> WORK REQUIRED: Reproduce the listing below word for word, with no pictures.

> GIVEN RECORDS:
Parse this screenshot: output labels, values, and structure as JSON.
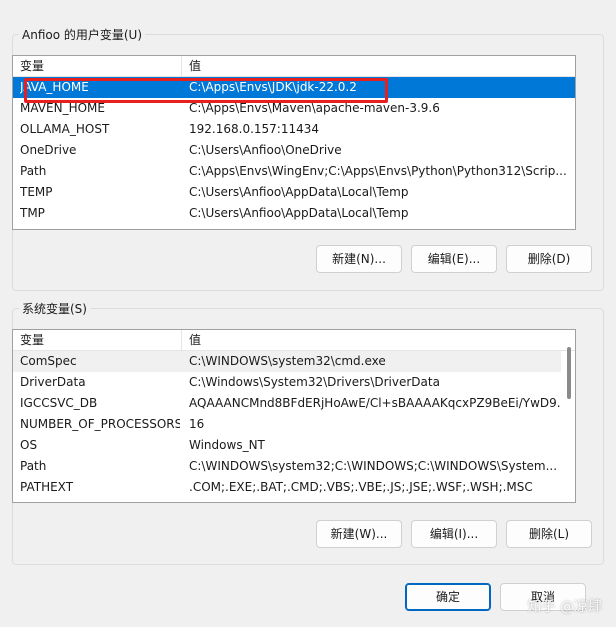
{
  "user_vars": {
    "title": "Anfioo 的用户变量(U)",
    "col_variable": "变量",
    "col_value": "值",
    "rows": [
      {
        "name": "JAVA_HOME",
        "value": "C:\\Apps\\Envs\\JDK\\jdk-22.0.2"
      },
      {
        "name": "MAVEN_HOME",
        "value": "C:\\Apps\\Envs\\Maven\\apache-maven-3.9.6"
      },
      {
        "name": "OLLAMA_HOST",
        "value": "192.168.0.157:11434"
      },
      {
        "name": "OneDrive",
        "value": "C:\\Users\\Anfioo\\OneDrive"
      },
      {
        "name": "Path",
        "value": "C:\\Apps\\Envs\\WingEnv;C:\\Apps\\Envs\\Python\\Python312\\Scrip..."
      },
      {
        "name": "TEMP",
        "value": "C:\\Users\\Anfioo\\AppData\\Local\\Temp"
      },
      {
        "name": "TMP",
        "value": "C:\\Users\\Anfioo\\AppData\\Local\\Temp"
      }
    ],
    "new_label": "新建(N)...",
    "edit_label": "编辑(E)...",
    "delete_label": "删除(D)"
  },
  "system_vars": {
    "title": "系统变量(S)",
    "col_variable": "变量",
    "col_value": "值",
    "rows": [
      {
        "name": "ComSpec",
        "value": "C:\\WINDOWS\\system32\\cmd.exe"
      },
      {
        "name": "DriverData",
        "value": "C:\\Windows\\System32\\Drivers\\DriverData"
      },
      {
        "name": "IGCCSVC_DB",
        "value": "AQAAANCMnd8BFdERjHoAwE/Cl+sBAAAAKqcxPZ9BeEi/YwD9..."
      },
      {
        "name": "NUMBER_OF_PROCESSORS",
        "value": "16"
      },
      {
        "name": "OS",
        "value": "Windows_NT"
      },
      {
        "name": "Path",
        "value": "C:\\WINDOWS\\system32;C:\\WINDOWS;C:\\WINDOWS\\System..."
      },
      {
        "name": "PATHEXT",
        "value": ".COM;.EXE;.BAT;.CMD;.VBS;.VBE;.JS;.JSE;.WSF;.WSH;.MSC"
      }
    ],
    "new_label": "新建(W)...",
    "edit_label": "编辑(I)...",
    "delete_label": "删除(L)"
  },
  "footer": {
    "ok_label": "确定",
    "cancel_label": "取消"
  },
  "watermark": "知乎 @凉肆",
  "colors": {
    "selection": "#0078d7",
    "highlight_box": "#e81f1f",
    "primary_border": "#0067c0"
  }
}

> ANSWER TO THIS EXERCISE:
Parse this screenshot: output labels, values, and structure as JSON.
{
  "user_vars": {
    "title": "Anfioo 的用户变量(U)",
    "col_variable": "变量",
    "col_value": "值",
    "rows": [
      {
        "name": "JAVA_HOME",
        "value": "C:\\Apps\\Envs\\JDK\\jdk-22.0.2"
      },
      {
        "name": "MAVEN_HOME",
        "value": "C:\\Apps\\Envs\\Maven\\apache-maven-3.9.6"
      },
      {
        "name": "OLLAMA_HOST",
        "value": "192.168.0.157:11434"
      },
      {
        "name": "OneDrive",
        "value": "C:\\Users\\Anfioo\\OneDrive"
      },
      {
        "name": "Path",
        "value": "C:\\Apps\\Envs\\WingEnv;C:\\Apps\\Envs\\Python\\Python312\\Scrip..."
      },
      {
        "name": "TEMP",
        "value": "C:\\Users\\Anfioo\\AppData\\Local\\Temp"
      },
      {
        "name": "TMP",
        "value": "C:\\Users\\Anfioo\\AppData\\Local\\Temp"
      }
    ],
    "new_label": "新建(N)...",
    "edit_label": "编辑(E)...",
    "delete_label": "删除(D)"
  },
  "system_vars": {
    "title": "系统变量(S)",
    "col_variable": "变量",
    "col_value": "值",
    "rows": [
      {
        "name": "ComSpec",
        "value": "C:\\WINDOWS\\system32\\cmd.exe"
      },
      {
        "name": "DriverData",
        "value": "C:\\Windows\\System32\\Drivers\\DriverData"
      },
      {
        "name": "IGCCSVC_DB",
        "value": "AQAAANCMnd8BFdERjHoAwE/Cl+sBAAAAKqcxPZ9BeEi/YwD9..."
      },
      {
        "name": "NUMBER_OF_PROCESSORS",
        "value": "16"
      },
      {
        "name": "OS",
        "value": "Windows_NT"
      },
      {
        "name": "Path",
        "value": "C:\\WINDOWS\\system32;C:\\WINDOWS;C:\\WINDOWS\\System..."
      },
      {
        "name": "PATHEXT",
        "value": ".COM;.EXE;.BAT;.CMD;.VBS;.VBE;.JS;.JSE;.WSF;.WSH;.MSC"
      }
    ],
    "new_label": "新建(W)...",
    "edit_label": "编辑(I)...",
    "delete_label": "删除(L)"
  },
  "footer": {
    "ok_label": "确定",
    "cancel_label": "取消"
  },
  "watermark": "知乎 @凉肆",
  "colors": {
    "selection": "#0078d7",
    "highlight_box": "#e81f1f",
    "primary_border": "#0067c0"
  }
}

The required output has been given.